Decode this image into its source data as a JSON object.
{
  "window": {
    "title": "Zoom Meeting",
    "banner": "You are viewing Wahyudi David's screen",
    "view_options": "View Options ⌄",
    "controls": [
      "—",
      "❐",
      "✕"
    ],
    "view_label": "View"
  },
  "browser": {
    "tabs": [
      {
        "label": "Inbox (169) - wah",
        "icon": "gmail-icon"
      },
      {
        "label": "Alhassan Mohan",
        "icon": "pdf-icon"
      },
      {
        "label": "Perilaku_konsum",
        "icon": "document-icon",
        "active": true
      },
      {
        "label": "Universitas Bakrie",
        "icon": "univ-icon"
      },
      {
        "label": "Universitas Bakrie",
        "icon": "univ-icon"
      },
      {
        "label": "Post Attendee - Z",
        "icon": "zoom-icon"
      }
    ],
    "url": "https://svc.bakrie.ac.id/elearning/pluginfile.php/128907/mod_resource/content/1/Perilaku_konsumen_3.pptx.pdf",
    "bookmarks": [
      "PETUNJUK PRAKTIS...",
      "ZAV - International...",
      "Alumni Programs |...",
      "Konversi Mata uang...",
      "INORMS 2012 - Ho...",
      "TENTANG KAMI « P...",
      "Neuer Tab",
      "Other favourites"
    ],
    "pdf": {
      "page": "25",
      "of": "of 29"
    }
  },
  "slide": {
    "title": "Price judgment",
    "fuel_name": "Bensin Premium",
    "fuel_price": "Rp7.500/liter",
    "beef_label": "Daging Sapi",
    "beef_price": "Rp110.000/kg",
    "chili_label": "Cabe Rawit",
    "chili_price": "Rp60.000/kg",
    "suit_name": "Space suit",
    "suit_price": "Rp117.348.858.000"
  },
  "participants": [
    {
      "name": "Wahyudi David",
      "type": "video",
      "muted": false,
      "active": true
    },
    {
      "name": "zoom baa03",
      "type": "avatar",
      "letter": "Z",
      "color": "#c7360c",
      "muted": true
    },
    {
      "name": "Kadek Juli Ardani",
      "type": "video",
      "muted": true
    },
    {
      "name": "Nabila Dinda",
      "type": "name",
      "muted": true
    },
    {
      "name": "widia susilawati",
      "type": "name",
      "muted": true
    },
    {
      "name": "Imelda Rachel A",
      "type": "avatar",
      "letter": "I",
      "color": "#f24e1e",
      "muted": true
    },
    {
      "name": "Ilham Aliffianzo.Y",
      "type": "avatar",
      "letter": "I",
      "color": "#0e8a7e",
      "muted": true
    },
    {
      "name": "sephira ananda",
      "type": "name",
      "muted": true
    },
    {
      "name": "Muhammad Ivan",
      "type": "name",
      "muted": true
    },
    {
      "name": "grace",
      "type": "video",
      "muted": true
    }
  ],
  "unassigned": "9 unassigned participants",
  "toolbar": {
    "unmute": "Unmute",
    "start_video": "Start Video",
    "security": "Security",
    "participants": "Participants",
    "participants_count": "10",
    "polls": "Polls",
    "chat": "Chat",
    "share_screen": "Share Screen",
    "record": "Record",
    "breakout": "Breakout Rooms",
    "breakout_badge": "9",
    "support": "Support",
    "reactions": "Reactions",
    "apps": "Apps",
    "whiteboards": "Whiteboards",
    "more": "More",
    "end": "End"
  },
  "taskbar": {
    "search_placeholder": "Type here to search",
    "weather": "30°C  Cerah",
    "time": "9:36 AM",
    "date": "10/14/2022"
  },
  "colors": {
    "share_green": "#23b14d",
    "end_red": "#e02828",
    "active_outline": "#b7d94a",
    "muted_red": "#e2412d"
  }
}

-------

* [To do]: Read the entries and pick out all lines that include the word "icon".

* [Answer box]:
        "icon": "gmail-icon"
        "icon": "pdf-icon"
        "icon": "document-icon",
        "icon": "univ-icon"
        "icon": "univ-icon"
        "icon": "zoom-icon"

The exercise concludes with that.